Though my preference would be to not know anything, I am grateful that I seem to be catching Donald Trump on the reruns. It wasn’t until I was driving into work post-debate that I learned that Mr. Humble had the audacity to comment on Carly Fiorina’s face. Never having paid much attention to her, I couldn’t imagine what he had to say about her face—or why. Here we are in 2015, and it is still tough times for women.
I don’t know whether Carly Fiorina—or any of the three other female CEOs of Hewlett-Packard since she left—received the same salary (adjusted for inflation, of course) as the six men who held that position between Fiorina and current CEO Meg Whitman—but I’d bet big money each of their compensation well outstripped the highest paid nonprofit “CEO”—male or female. Not really going out on a limb there, am I?
Nor is it a risk to say that as badly as those CEOs’ salaries ran circles around male nonprofit executives, the number of circles run was even greater for the female nonprofit executives. Sadly, Guidestar’s recently released Nonprofit Compensation Report (reporting on data from 2013) shows that not only did the pay differential for male and female executives continue—for the 15th year in a row (and only 15 because this report has only been published for 15 years)—but the number of women filling in that lead position decreased.
There is movement in the right direction, though I hesitate to call it progress: in 2001, that pay differential had female leaders earning anywhere from 21% to 47% less than their male counterparts. (Please: take the time to let that sink in: in this century, women were paid almost half the salary of men.) The 2015 Report finds the range of disparity dropping to “only” 6% to23%.
Some of you might actually be thinking something along the lines of, “Not bad!” or “See, there is progress/hope.” Yes, so long as it isn’t your paycheck, your family, your job. And while female leaders did make a little headway into the leadership positions at organizations with annual budgets over $50 million, there numbers only represent 18%.
We know there is no logical reason why these differentials should continue. If you know both male and female leaders, you know you have the aces, duds and middle ground in each group. The pay inequity can’t possibly reflect actual performance differences, but more likely reflects old ways of thinking and behavioral differences.
Here’s one of the many times where I’ve wanted one of those Men in Black memory erasing flashers so that we could erase from every dinosaur brains those malinger thoughts that in our society men are breadwinners; women are not.
According to a 2013 Pew Research Center poll, four out of 10 women in households with children younger than 18 were the sole or primary breadwinners. That’s a fourfold increase since 1960, and the highest it has ever been. But let’s be honest: in no compensation schedule for work done on a job have I ever seen factors such as: primary breadwinner or not? number of mouths to feed? bodies to clothe? healthcare to provide? And I bet you haven’t either. Compensation for work done at a job is determined by experience being brought to the position and how well the position is executed, generally over time.
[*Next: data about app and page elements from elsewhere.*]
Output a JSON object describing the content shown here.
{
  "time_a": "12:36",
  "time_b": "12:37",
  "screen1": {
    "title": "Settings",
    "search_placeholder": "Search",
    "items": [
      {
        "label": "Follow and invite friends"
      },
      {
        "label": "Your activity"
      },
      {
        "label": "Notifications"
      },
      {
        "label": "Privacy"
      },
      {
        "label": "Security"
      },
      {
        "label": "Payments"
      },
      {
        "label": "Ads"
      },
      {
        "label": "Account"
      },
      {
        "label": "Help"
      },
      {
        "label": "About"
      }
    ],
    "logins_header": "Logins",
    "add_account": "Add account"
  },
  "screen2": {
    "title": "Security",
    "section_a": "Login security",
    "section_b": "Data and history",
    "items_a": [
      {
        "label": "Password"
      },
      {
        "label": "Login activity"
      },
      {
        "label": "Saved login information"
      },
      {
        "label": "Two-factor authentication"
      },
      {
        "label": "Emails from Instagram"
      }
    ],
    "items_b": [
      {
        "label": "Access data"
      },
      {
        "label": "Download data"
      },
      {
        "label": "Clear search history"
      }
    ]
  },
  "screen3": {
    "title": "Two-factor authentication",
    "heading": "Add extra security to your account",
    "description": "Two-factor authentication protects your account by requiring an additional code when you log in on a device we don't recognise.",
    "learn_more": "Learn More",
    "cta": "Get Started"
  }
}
And here’s where the behavioral differences come into play. Nothing we haven’t known for a quite some time, but a new study really highlights these gender differences in way that can be seen to directly tie back to pay differentials. Two researchers, one at the University of North Carolina and the other at the University of Pennsylvania, wanting to understand why there are so many more male entrepreneurs than females, studied 90,000 projects launched on Kickstarter. They found that when women failed to meet their Kickstarter goal and, therefore, couldn’t launch their enterprise, they were more likely not to try again, thinking they tried, it didn’t work, it didn’t match their sweet spot, move on.
Males, on the other hand, were overconfident in light of their failures and would try again, believing that the failure to meet their goals wasn’t their fault or of their doing. This pattern of women’s lack of confidence and men’s overconfidence also played out for those whose Kickstarter’s campaigns did succeed and they were able to launch their enterprises. Women attributed their success to luck, good friends and support; men attributed it to their own genius and talent. But the finding that really caught my attention was this: if women sported the same overconfidence as men, they would launch 1/3 more second projects than they do now. Sad to think about all the opportunities that we, as a society, are losing as a result.
We have known for quite some time that women, for the most part, are more humble than men, are far more willing to share credit with others (while taking the blame solely on their own shoulders), to downplay their talents, successes, etc. It is one of the many things that people like about working for female leaders. But perhaps there is a time and place for stepping outside our gender typing—and most likely our comfort zone–and borrowing, temporarily, from men. It just might not hurt to bring that overconfidence to your next compensation negotiation. Along with the MIB doohickey.